I read that in the 1930s, law enforcement were running amok and instead of arresting those involved in criminal activity, they would just shake them down, taking whatever they wanted, and many across the country were arrested and imprisoned. This resulted in prisoners employing the same behavior with each other on the inside. You don’t shine the light on these shakedowns and risk being called a snitch. I believe not only is there a duty to shine the light but also point the proverbial finger. These doubly negative actions will not change until we change them. That begins with personal accountability and understanding the importance of change.
Prisons may have come a long way since the 1930s but God knows there is much room for improvement.

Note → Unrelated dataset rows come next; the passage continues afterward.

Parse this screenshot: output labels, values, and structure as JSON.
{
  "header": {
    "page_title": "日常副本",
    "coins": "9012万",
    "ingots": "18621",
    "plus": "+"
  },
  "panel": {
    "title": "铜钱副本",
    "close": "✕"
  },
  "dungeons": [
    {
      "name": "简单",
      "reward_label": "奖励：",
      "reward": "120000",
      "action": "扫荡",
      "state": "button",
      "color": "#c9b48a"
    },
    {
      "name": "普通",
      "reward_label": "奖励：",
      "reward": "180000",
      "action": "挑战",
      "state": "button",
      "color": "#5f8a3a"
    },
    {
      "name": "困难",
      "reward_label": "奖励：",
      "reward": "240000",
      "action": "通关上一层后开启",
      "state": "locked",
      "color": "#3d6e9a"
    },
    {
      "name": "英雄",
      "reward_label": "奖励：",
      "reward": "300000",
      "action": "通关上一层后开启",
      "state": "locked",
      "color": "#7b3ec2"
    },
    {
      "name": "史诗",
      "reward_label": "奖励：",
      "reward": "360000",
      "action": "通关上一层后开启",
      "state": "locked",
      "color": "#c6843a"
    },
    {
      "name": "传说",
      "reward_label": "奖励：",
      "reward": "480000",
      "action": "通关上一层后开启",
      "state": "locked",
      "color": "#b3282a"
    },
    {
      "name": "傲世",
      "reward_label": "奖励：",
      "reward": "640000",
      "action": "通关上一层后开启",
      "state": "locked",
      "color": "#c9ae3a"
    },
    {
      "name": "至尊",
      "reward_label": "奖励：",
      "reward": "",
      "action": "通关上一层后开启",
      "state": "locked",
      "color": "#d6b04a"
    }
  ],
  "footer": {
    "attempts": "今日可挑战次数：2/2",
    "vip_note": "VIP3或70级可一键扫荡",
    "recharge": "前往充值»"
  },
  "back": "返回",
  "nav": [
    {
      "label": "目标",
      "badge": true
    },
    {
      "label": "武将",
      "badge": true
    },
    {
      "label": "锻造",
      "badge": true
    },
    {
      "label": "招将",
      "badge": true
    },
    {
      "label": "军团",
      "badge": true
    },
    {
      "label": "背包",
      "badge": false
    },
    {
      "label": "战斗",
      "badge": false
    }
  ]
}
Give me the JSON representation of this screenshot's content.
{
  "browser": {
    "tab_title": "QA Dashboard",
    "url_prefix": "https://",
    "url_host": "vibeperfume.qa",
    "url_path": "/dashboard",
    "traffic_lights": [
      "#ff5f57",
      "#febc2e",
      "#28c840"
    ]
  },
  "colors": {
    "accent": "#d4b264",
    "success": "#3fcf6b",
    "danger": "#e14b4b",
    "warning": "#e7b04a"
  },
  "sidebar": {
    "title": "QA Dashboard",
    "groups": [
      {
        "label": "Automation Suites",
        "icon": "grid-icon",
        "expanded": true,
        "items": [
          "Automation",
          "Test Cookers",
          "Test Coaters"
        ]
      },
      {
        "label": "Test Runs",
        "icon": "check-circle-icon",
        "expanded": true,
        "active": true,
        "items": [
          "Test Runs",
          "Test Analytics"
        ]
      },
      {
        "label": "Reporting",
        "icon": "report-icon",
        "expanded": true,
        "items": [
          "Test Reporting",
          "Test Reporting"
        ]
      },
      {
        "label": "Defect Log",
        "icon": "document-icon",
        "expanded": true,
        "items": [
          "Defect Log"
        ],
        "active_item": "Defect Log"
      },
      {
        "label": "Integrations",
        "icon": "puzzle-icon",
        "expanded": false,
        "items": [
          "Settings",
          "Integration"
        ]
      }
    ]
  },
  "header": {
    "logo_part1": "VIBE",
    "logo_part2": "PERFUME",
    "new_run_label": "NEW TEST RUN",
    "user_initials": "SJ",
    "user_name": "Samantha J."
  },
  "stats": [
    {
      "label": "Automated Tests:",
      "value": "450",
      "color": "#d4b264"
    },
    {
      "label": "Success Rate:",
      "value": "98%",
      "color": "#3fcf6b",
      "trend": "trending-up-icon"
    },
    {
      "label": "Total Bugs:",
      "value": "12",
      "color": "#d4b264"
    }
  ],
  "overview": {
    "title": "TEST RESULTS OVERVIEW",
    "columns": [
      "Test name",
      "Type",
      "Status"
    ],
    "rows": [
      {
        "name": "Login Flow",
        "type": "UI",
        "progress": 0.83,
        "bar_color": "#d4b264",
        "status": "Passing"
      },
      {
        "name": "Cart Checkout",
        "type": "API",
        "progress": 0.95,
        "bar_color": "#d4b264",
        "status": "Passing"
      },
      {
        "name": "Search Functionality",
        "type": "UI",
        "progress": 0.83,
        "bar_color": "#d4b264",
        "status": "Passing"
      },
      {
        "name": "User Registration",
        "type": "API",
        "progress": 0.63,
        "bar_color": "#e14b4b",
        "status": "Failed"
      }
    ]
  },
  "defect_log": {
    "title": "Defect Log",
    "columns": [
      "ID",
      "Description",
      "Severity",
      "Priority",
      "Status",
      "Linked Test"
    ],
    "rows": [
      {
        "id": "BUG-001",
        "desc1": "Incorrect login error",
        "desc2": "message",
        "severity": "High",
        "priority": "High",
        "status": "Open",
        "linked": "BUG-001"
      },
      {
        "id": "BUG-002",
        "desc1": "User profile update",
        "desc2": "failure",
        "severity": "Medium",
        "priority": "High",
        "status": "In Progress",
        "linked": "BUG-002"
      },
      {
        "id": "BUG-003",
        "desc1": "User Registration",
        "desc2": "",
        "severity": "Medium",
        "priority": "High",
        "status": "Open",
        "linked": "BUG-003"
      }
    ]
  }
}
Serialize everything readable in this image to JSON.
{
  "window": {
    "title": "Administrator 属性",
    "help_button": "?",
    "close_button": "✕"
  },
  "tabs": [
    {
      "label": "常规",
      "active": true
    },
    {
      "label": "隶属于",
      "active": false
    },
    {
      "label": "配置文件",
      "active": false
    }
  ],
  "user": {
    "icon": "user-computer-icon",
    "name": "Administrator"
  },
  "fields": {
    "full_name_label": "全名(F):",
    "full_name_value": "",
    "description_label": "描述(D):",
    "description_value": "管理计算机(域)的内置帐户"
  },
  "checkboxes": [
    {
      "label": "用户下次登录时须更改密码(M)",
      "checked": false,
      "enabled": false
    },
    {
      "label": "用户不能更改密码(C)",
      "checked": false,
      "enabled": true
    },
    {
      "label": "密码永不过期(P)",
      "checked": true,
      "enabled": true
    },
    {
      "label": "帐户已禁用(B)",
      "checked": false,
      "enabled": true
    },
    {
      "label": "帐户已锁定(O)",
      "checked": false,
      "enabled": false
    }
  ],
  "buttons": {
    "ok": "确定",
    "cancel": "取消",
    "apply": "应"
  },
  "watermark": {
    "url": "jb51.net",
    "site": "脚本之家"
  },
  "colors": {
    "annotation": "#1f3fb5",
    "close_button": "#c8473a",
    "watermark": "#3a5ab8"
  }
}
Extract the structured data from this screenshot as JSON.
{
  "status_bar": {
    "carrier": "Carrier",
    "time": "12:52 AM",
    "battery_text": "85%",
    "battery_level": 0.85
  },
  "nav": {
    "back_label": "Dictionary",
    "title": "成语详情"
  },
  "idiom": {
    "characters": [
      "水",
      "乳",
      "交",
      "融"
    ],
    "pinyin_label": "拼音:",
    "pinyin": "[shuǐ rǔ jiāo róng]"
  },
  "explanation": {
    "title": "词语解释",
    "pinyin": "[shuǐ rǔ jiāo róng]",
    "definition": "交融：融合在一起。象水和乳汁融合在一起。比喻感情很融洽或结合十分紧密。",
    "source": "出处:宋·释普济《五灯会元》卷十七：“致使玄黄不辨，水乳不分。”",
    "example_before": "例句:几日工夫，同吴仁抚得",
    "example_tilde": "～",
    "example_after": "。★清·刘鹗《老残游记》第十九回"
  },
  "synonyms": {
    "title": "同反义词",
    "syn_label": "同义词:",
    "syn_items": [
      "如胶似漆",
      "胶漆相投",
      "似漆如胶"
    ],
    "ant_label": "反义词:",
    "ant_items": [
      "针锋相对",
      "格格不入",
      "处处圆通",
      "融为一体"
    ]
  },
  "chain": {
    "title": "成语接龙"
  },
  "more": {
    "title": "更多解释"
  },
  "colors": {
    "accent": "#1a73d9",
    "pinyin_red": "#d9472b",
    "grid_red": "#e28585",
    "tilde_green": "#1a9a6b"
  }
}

Conducting searches with some semblance of care to find contraband supplied by those who are considered the ‘good guys’ is a start to treating humans humanely – one shake down at a time.